The healthcare industry is a well-known information security dumpster fire, from the entire hospitals hijacked by ransomware to the useless security on medical devices to the terrifying world of shitty state security for medical implants — all made worse by the cack-handed security measures that hospital workers have to bypass to get on with saving our lives (and it's about to get worse, thanks to the Internet of Things>).
But the poor security of the medical device world doesn't just affect the devices themselves. The proliferation of literally insecurable medical systems running orphaned operating systems with thousands of know, unpatchable defects provides a soft target for identity thieves looked to pillage your health records.

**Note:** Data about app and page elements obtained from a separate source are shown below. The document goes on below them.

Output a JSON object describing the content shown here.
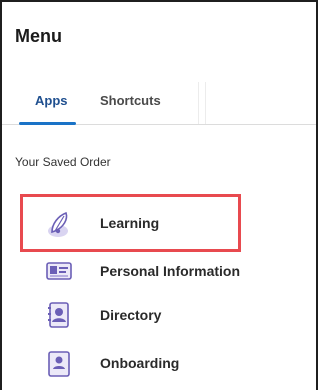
{
  "menu": {
    "title": "Menu"
  },
  "tabs": [
    {
      "label": "Apps"
    },
    {
      "label": "Shortcuts"
    }
  ],
  "section": {
    "label": "Your Saved Order"
  },
  "apps": [
    {
      "label": "Learning",
      "icon": "learning-icon"
    },
    {
      "label": "Personal Information",
      "icon": "id-card-icon"
    },
    {
      "label": "Directory",
      "icon": "directory-book-icon"
    },
    {
      "label": "Onboarding",
      "icon": "onboarding-icon"
    }
  ],
  "colors": {
    "accent": "#1a73c7",
    "active_tab": "#1f4f8f",
    "highlight": "#e84a4f",
    "icon_purple": "#6b5fb6"
  }
}
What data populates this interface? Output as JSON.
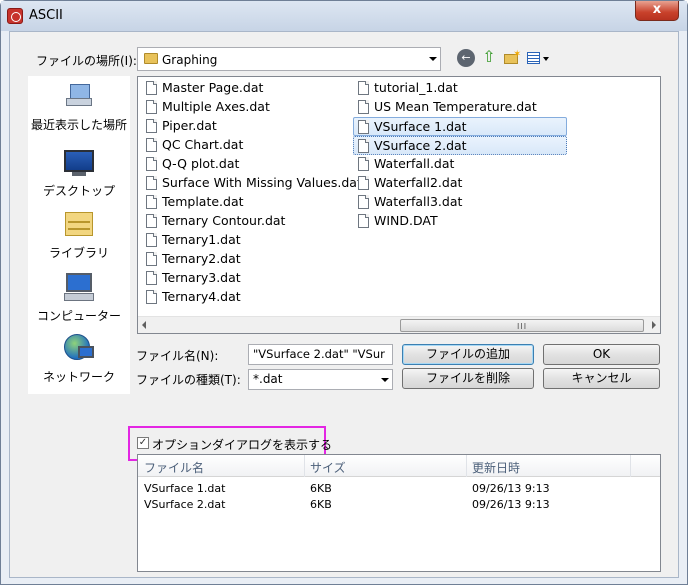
{
  "window": {
    "title": "ASCII",
    "close_glyph": "x"
  },
  "toolbar": {
    "look_in_label": "ファイルの場所(I):",
    "look_in_value": "Graphing",
    "back_glyph": "←",
    "up_glyph": "⇧"
  },
  "places": [
    {
      "label": "最近表示した場所",
      "icon": "recent-places-icon"
    },
    {
      "label": "デスクトップ",
      "icon": "desktop-icon"
    },
    {
      "label": "ライブラリ",
      "icon": "libraries-icon"
    },
    {
      "label": "コンピューター",
      "icon": "computer-icon"
    },
    {
      "label": "ネットワーク",
      "icon": "network-icon"
    }
  ],
  "files": {
    "column1": [
      "Master Page.dat",
      "Multiple Axes.dat",
      "Piper.dat",
      "QC Chart.dat",
      "Q-Q plot.dat",
      "Surface With Missing Values.dat",
      "Template.dat",
      "Ternary Contour.dat",
      "Ternary1.dat",
      "Ternary2.dat",
      "Ternary3.dat",
      "Ternary4.dat"
    ],
    "column2": [
      "tutorial_1.dat",
      "US Mean Temperature.dat",
      "VSurface 1.dat",
      "VSurface 2.dat",
      "Waterfall.dat",
      "Waterfall2.dat",
      "Waterfall3.dat",
      "WIND.DAT"
    ],
    "selected": [
      "VSurface 1.dat",
      "VSurface 2.dat"
    ],
    "scroll_grip": "III"
  },
  "form": {
    "file_name_label": "ファイル名(N):",
    "file_name_value": "\"VSurface 2.dat\" \"VSur",
    "file_type_label": "ファイルの種類(T):",
    "file_type_value": "*.dat",
    "add_file_button": "ファイルの追加",
    "remove_file_button": "ファイルを削除",
    "ok_button": "OK",
    "cancel_button": "キャンセル"
  },
  "options": {
    "show_options_label": "オプションダイアログを表示する",
    "show_options_checked": true,
    "check_glyph": "✓",
    "highlight_color": "#e326e3"
  },
  "added_files": {
    "headers": [
      "ファイル名",
      "サイズ",
      "更新日時"
    ],
    "rows": [
      {
        "name": "VSurface 1.dat",
        "size": "6KB",
        "modified": "09/26/13 9:13"
      },
      {
        "name": "VSurface 2.dat",
        "size": "6KB",
        "modified": "09/26/13 9:13"
      }
    ]
  }
}
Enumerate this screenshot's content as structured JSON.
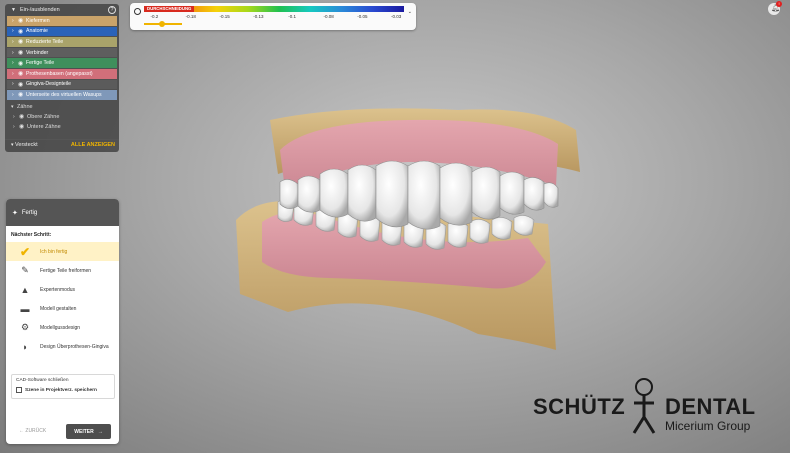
{
  "visibility_panel": {
    "title": "Ein-/ausblenden",
    "layers": [
      {
        "label": "Kiefermen",
        "color": "#c9a36a"
      },
      {
        "label": "Anatomie",
        "color": "#2a63b8"
      },
      {
        "label": "Reduzierte Teile",
        "color": "#a9a36a"
      },
      {
        "label": "Verbinder",
        "color": "#5e5e5e"
      },
      {
        "label": "Fertige Teile",
        "color": "#3f8f5c"
      },
      {
        "label": "Prothesenbasen (angepasst)",
        "color": "#d16f7a"
      },
      {
        "label": "Gingiva-Designteile",
        "color": "#5b5b5b"
      },
      {
        "label": "Unterseite des virtuellen Wasups",
        "color": "#7f98b9"
      }
    ],
    "teeth_group": {
      "label": "Zähne",
      "items": [
        "Obere Zähne",
        "Untere Zähne"
      ]
    },
    "footer_label": "Versteckt",
    "show_all_label": "ALLE ANZEIGEN",
    "help_icon": "question-circle-icon"
  },
  "color_scale": {
    "title": "DURCHSCHNEIDUNG",
    "ticks": [
      "-0.2",
      "-0.18",
      "-0.15",
      "-0.13",
      "-0.1",
      "-0.08",
      "-0.05",
      "-0.03"
    ],
    "slider_value": "0.2",
    "colors": [
      "#e02020",
      "#f07a10",
      "#f4d20a",
      "#a8d81a",
      "#20c050",
      "#16c8c0",
      "#2a8ad8",
      "#2a4ad0",
      "#1a1aa0"
    ]
  },
  "notification": {
    "badge": "!"
  },
  "wizard": {
    "title": "Fertig",
    "next_step_label": "Nächster Schritt:",
    "steps": [
      {
        "label": "Ich bin fertig",
        "icon": "check-icon",
        "active": true
      },
      {
        "label": "Fertige Teile freiformen",
        "icon": "freeform-tool-icon",
        "active": false
      },
      {
        "label": "Expertenmodus",
        "icon": "expert-hat-icon",
        "active": false
      },
      {
        "label": "Modell gestalten",
        "icon": "model-design-icon",
        "active": false
      },
      {
        "label": "Modellgussdesign",
        "icon": "cast-design-icon",
        "active": false
      },
      {
        "label": "Design Überprothesen-Gingiva",
        "icon": "gingiva-design-icon",
        "active": false
      }
    ],
    "close_cad_label": "CAD-Software schließen",
    "save_scene_label": "Szene in Projektverz. speichern",
    "back_label": "ZURÜCK",
    "next_label": "WEITER"
  },
  "logo": {
    "word1": "SCHÜTZ",
    "word2": "DENTAL",
    "subtitle": "Micerium Group"
  }
}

One trojan, Medjack, enters healthcare facilities by penetrating these badly secured diagnostic and administrative systems and then fans out across the network, cracking patient record systems. These records are used for tax fraud and identity theft, and to steal narcotics prescriptions that can be filled from online pharmacies and then resold on the black market.
Security firm Trapx says that "every time" they visit a healthcare facility, they find Medjack infections running rampant on the network, using exploits designed to take over Windows 2000 systems to seize control of the creaking, non-upgradeable systems that are inevitably found in these facilities.

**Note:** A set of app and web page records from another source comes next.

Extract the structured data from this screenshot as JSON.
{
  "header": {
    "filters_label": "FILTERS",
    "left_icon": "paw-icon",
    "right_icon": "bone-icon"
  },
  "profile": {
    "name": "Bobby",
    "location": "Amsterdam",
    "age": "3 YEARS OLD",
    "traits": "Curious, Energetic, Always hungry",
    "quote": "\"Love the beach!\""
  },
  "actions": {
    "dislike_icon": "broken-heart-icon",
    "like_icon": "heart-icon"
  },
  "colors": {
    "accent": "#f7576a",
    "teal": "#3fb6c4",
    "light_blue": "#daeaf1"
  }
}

Meanwhile, Section 1201 of the DMCA and the Computer Fraud and Abuse Act still impose possible criminal sanctions — including long prison sentences — on researchers who probe, reverse-engineer, or publish warnings about these sysems.

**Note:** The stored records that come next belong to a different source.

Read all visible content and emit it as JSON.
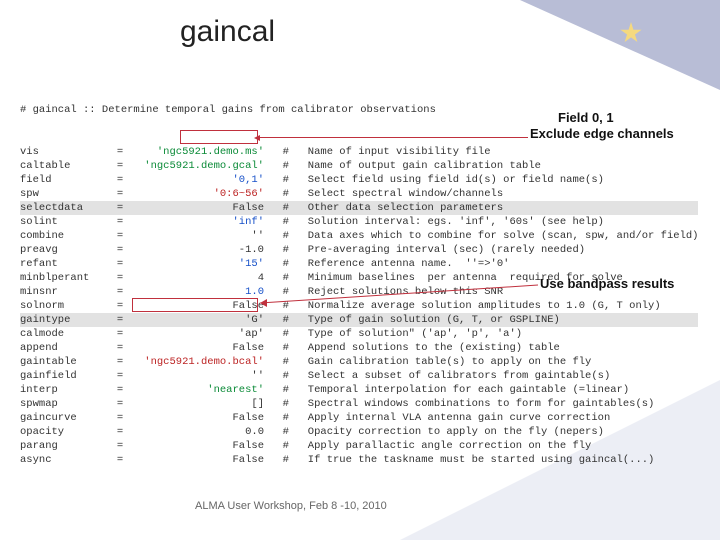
{
  "title": "gaincal",
  "header_comment": "# gaincal :: Determine temporal gains from calibrator observations",
  "rows": [
    {
      "name": "vis",
      "eq": "=",
      "cls": "green",
      "val": "'ngc5921.demo.ms'",
      "c": "#   Name of input visibility file",
      "hl": false
    },
    {
      "name": "caltable",
      "eq": "=",
      "cls": "green",
      "val": "'ngc5921.demo.gcal'",
      "c": "#   Name of output gain calibration table",
      "hl": false
    },
    {
      "name": "field",
      "eq": "=",
      "cls": "blue",
      "val": "'0,1'",
      "c": "#   Select field using field id(s) or field name(s)",
      "hl": false
    },
    {
      "name": "spw",
      "eq": "=",
      "cls": "red",
      "val": "'0:6~56'",
      "c": "#   Select spectral window/channels",
      "hl": false
    },
    {
      "name": "selectdata",
      "eq": "=",
      "cls": "",
      "val": "False",
      "c": "#   Other data selection parameters",
      "hl": true
    },
    {
      "name": "solint",
      "eq": "=",
      "cls": "blue",
      "val": "'inf'",
      "c": "#   Solution interval: egs. 'inf', '60s' (see help)",
      "hl": false
    },
    {
      "name": "combine",
      "eq": "=",
      "cls": "",
      "val": "''",
      "c": "#   Data axes which to combine for solve (scan, spw, and/or field)",
      "hl": false
    },
    {
      "name": "preavg",
      "eq": "=",
      "cls": "",
      "val": "-1.0",
      "c": "#   Pre-averaging interval (sec) (rarely needed)",
      "hl": false
    },
    {
      "name": "refant",
      "eq": "=",
      "cls": "blue",
      "val": "'15'",
      "c": "#   Reference antenna name.  ''=>'0'",
      "hl": false
    },
    {
      "name": "minblperant",
      "eq": "=",
      "cls": "",
      "val": "4",
      "c": "#   Minimum baselines  per antenna  required for solve",
      "hl": false
    },
    {
      "name": "minsnr",
      "eq": "=",
      "cls": "blue",
      "val": "1.0",
      "c": "#   Reject solutions below this SNR",
      "hl": false
    },
    {
      "name": "solnorm",
      "eq": "=",
      "cls": "",
      "val": "False",
      "c": "#   Normalize average solution amplitudes to 1.0 (G, T only)",
      "hl": false
    },
    {
      "name": "gaintype",
      "eq": "=",
      "cls": "",
      "val": "'G'",
      "c": "#   Type of gain solution (G, T, or GSPLINE)",
      "hl": true
    },
    {
      "name": "calmode",
      "eq": "=",
      "cls": "",
      "val": "'ap'",
      "c": "#   Type of solution\" ('ap', 'p', 'a')",
      "hl": false
    },
    {
      "name": "append",
      "eq": "=",
      "cls": "",
      "val": "False",
      "c": "#   Append solutions to the (existing) table",
      "hl": false
    },
    {
      "name": "gaintable",
      "eq": "=",
      "cls": "red",
      "val": "'ngc5921.demo.bcal'",
      "c": "#   Gain calibration table(s) to apply on the fly",
      "hl": false
    },
    {
      "name": "gainfield",
      "eq": "=",
      "cls": "",
      "val": "''",
      "c": "#   Select a subset of calibrators from gaintable(s)",
      "hl": false
    },
    {
      "name": "interp",
      "eq": "=",
      "cls": "green",
      "val": "'nearest'",
      "c": "#   Temporal interpolation for each gaintable (=linear)",
      "hl": false
    },
    {
      "name": "spwmap",
      "eq": "=",
      "cls": "",
      "val": "[]",
      "c": "#   Spectral windows combinations to form for gaintables(s)",
      "hl": false
    },
    {
      "name": "gaincurve",
      "eq": "=",
      "cls": "",
      "val": "False",
      "c": "#   Apply internal VLA antenna gain curve correction",
      "hl": false
    },
    {
      "name": "opacity",
      "eq": "=",
      "cls": "",
      "val": "0.0",
      "c": "#   Opacity correction to apply on the fly (nepers)",
      "hl": false
    },
    {
      "name": "parang",
      "eq": "=",
      "cls": "",
      "val": "False",
      "c": "#   Apply parallactic angle correction on the fly",
      "hl": false
    },
    {
      "name": "async",
      "eq": "=",
      "cls": "",
      "val": "False",
      "c": "#   If true the taskname must be started using gaincal(...)",
      "hl": false
    }
  ],
  "annotations": {
    "field": "Field 0, 1",
    "exclude": "Exclude edge channels",
    "bandpass": "Use bandpass results"
  },
  "footer": "ALMA User Workshop, Feb 8 -10, 2010"
}
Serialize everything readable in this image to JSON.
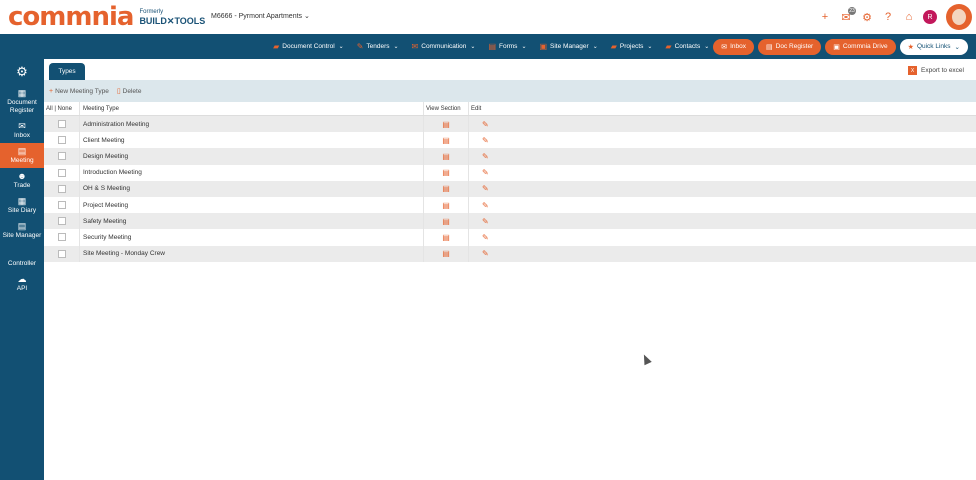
{
  "brand": {
    "logo_text": "commnia",
    "formerly": "Formerly",
    "build_tools": "BUILD✕TOOLS"
  },
  "project": {
    "name": "M6666 - Pyrmont Apartments",
    "chevron": "⌄"
  },
  "top_icons": {
    "add": "+",
    "mail": "✉",
    "mail_badge": "23",
    "gear": "⚙",
    "help": "?",
    "home": "⌂",
    "user_initial": "R"
  },
  "navbar": {
    "items": [
      {
        "label": "Document Control",
        "icon": "▰"
      },
      {
        "label": "Tenders",
        "icon": "✎"
      },
      {
        "label": "Communication",
        "icon": "✉"
      },
      {
        "label": "Forms",
        "icon": "▤"
      },
      {
        "label": "Site Manager",
        "icon": "▣"
      },
      {
        "label": "Projects",
        "icon": "▰"
      },
      {
        "label": "Contacts",
        "icon": "▰"
      }
    ],
    "chevron": "⌄",
    "pills": [
      {
        "label": "Inbox",
        "icon": "✉"
      },
      {
        "label": "Doc Register",
        "icon": "▤"
      },
      {
        "label": "Commnia Drive",
        "icon": "▣"
      }
    ],
    "quick_links": {
      "label": "Quick Links",
      "icon": "★",
      "chevron": "⌄"
    }
  },
  "sidebar": {
    "gear": "⚙",
    "items": [
      {
        "label": "Document Register",
        "icon": "▦",
        "active": false
      },
      {
        "label": "Inbox",
        "icon": "✉",
        "active": false
      },
      {
        "label": "Meeting",
        "icon": "▤",
        "active": true
      },
      {
        "label": "Trade",
        "icon": "☻",
        "active": false
      },
      {
        "label": "Site Diary",
        "icon": "▦",
        "active": false
      },
      {
        "label": "Site Manager",
        "icon": "▤",
        "active": false
      },
      {
        "label": "Controller",
        "icon": "",
        "active": false
      },
      {
        "label": "API",
        "icon": "☁",
        "active": false
      }
    ]
  },
  "tabs": {
    "active": "Types"
  },
  "export": {
    "label": "Export to excel",
    "icon": "X"
  },
  "toolbar": {
    "new_label": "New Meeting Type",
    "new_icon": "+",
    "delete_label": "Delete",
    "delete_icon": "▯"
  },
  "grid": {
    "headers": {
      "select": "All | None",
      "type": "Meeting Type",
      "view": "View Section",
      "edit": "Edit"
    },
    "view_icon": "▤",
    "edit_icon": "✎",
    "rows": [
      "Administration Meeting",
      "Client Meeting",
      "Design Meeting",
      "Introduction Meeting",
      "OH & S Meeting",
      "Project Meeting",
      "Safety Meeting",
      "Security Meeting",
      "Site Meeting - Monday Crew"
    ]
  },
  "colors": {
    "brand_blue": "#125073",
    "accent_orange": "#e5622d",
    "toolbar_bg": "#dce7ec"
  }
}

These attacks also constantly evolve. MedJack, for instance, has adopted new, more sophisticated approaches in recent months, according to network visibility and security firm TrapX. The company used emulation technology to plant fake medical devices on hospital networks, impersonating devices like CT scanners. As hackers probed and compromised these phony targets, TrapX observed that the MedJack attackers were intentionally using old malware to target their assaults at medical devices running outdated operating systems, like Windows XP and Windows Server 2003. By attacking legacy tech, hackers can avoid detection more easily, since other parts of a network running current operating systems won't flag the activity. Those newer services are already patched against the older malware, and automatically classify it as a minor threat.
"Every time we've gone into a healthcare facility to demonstrate our product we unfortunately find that they're also a victim of this MedJack attack," says TrapX vice president of marketing Anthony James. "Most of these facilities have no clue, because no one is monitoring their healthcare devices for the presence of an attacker. No one is thinking about a CT scanner or an MRI machine and seeing a launchpad for a broader attack."
Medical Devices Are the Next Security Nightmare [Lily Hay Newman/Wired]